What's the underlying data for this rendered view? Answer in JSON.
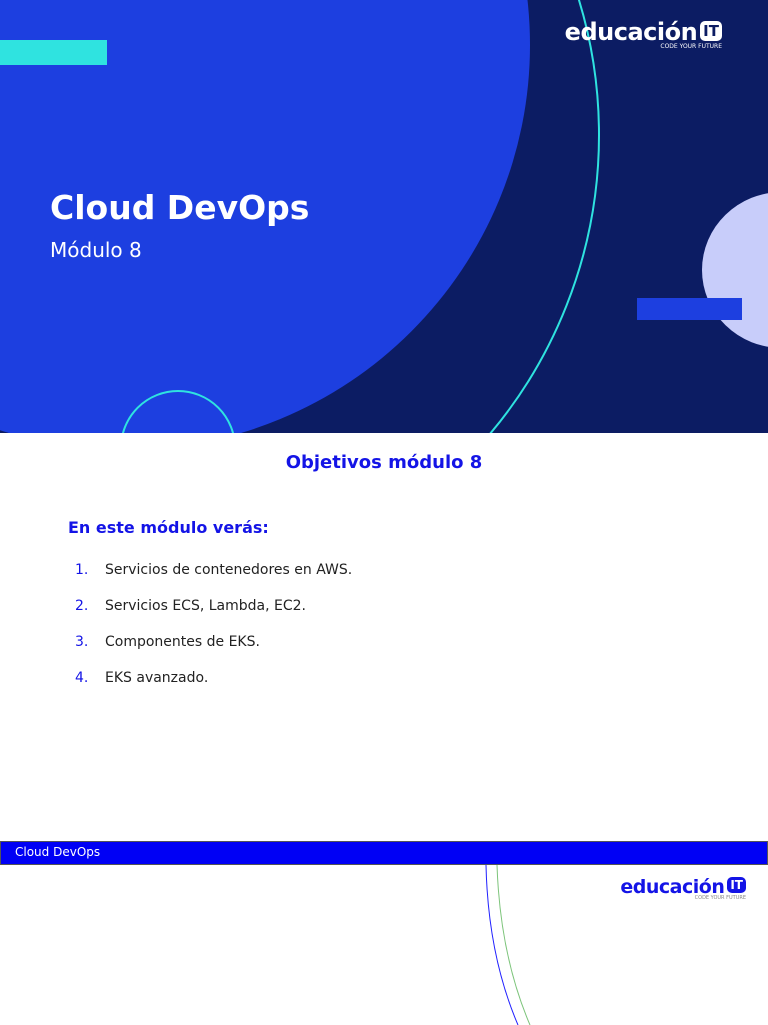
{
  "slide1": {
    "title": "Cloud DevOps",
    "subtitle": "Módulo 8",
    "logo": {
      "word": "educación",
      "badge": "IT",
      "tagline": "CODE YOUR FUTURE"
    }
  },
  "slide2": {
    "heading": "Objetivos módulo 8",
    "intro": "En este módulo verás:",
    "items": [
      {
        "num": "1.",
        "text": "Servicios de contenedores en AWS."
      },
      {
        "num": "2.",
        "text": "Servicios ECS, Lambda, EC2."
      },
      {
        "num": "3.",
        "text": "Componentes de EKS."
      },
      {
        "num": "4.",
        "text": "EKS avanzado."
      }
    ]
  },
  "footer": {
    "label": "Cloud DevOps",
    "logo": {
      "word": "educación",
      "badge": "IT",
      "tagline": "CODE YOUR FUTURE"
    }
  },
  "colors": {
    "navy": "#0c1c63",
    "blue": "#1d3fe0",
    "cyan": "#2fe3e0",
    "accent": "#1414e6"
  }
}
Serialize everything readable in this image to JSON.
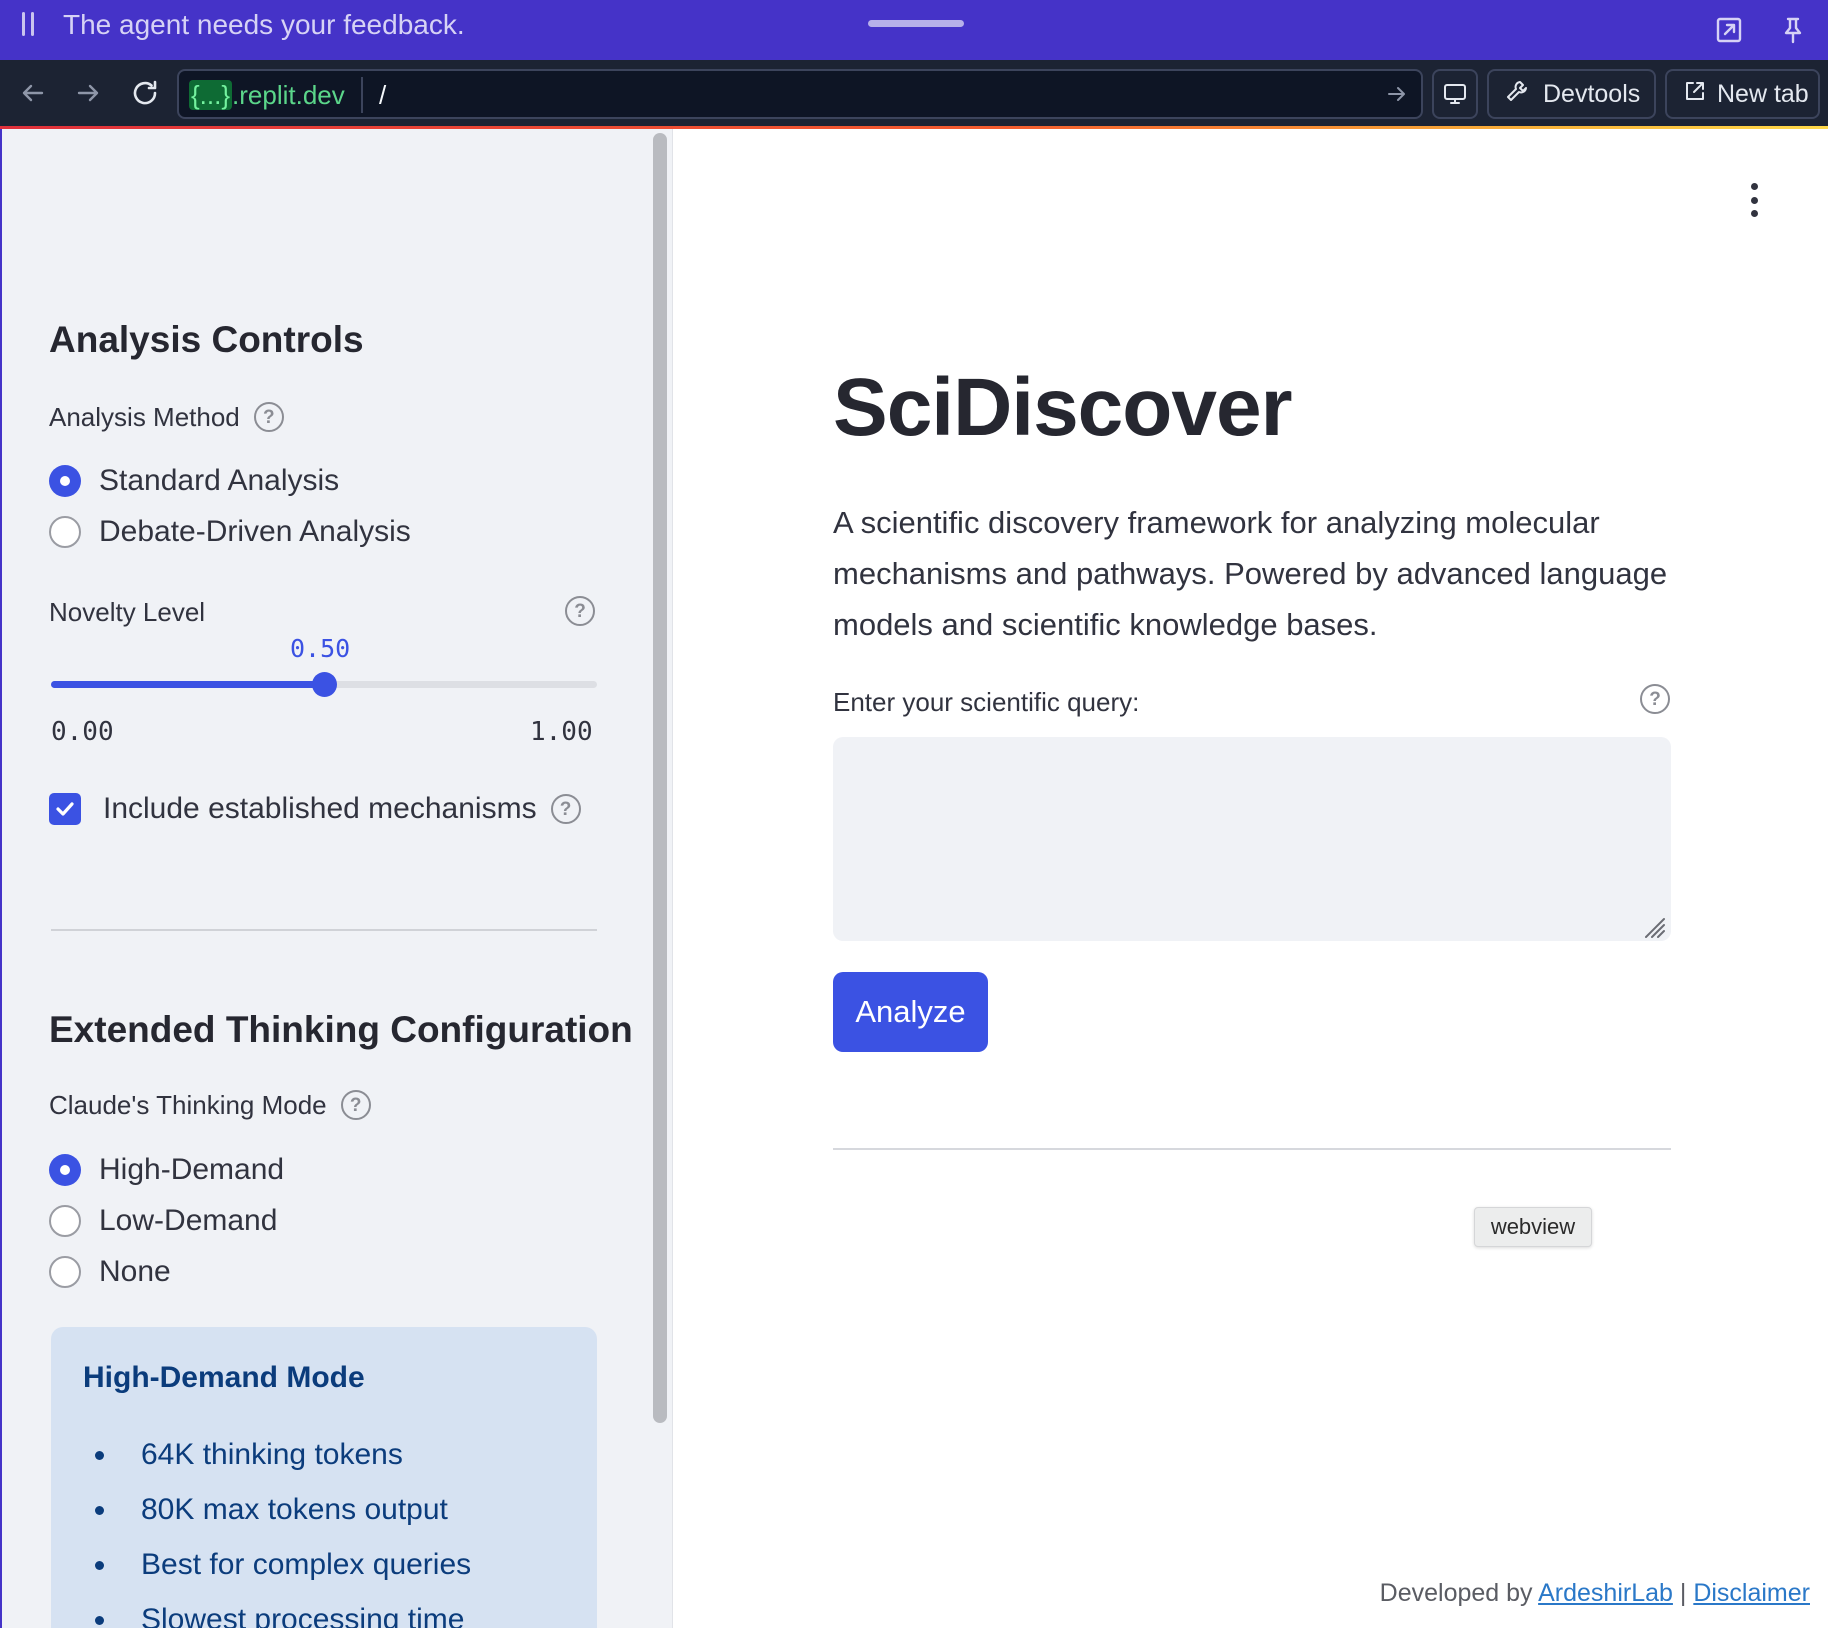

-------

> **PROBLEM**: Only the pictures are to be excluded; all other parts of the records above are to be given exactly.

> **EXERCISE OUTPUT**:
What's the underlying data for this rendered view? Answer in JSON.
{
  "slide1": {
    "title": "Cloud DevOps",
    "subtitle": "Módulo 8",
    "logo": {
      "word": "educación",
      "badge": "IT",
      "tagline": "CODE YOUR FUTURE"
    }
  },
  "slide2": {
    "heading": "Objetivos módulo 8",
    "intro": "En este módulo verás:",
    "items": [
      {
        "num": "1.",
        "text": "Servicios de contenedores en AWS."
      },
      {
        "num": "2.",
        "text": "Servicios ECS, Lambda, EC2."
      },
      {
        "num": "3.",
        "text": "Componentes de EKS."
      },
      {
        "num": "4.",
        "text": "EKS avanzado."
      }
    ]
  },
  "footer": {
    "label": "Cloud DevOps",
    "logo": {
      "word": "educación",
      "badge": "IT",
      "tagline": "CODE YOUR FUTURE"
    }
  },
  "colors": {
    "navy": "#0c1c63",
    "blue": "#1d3fe0",
    "cyan": "#2fe3e0",
    "accent": "#1414e6"
  }
}
Serialize everything readable in this image to JSON.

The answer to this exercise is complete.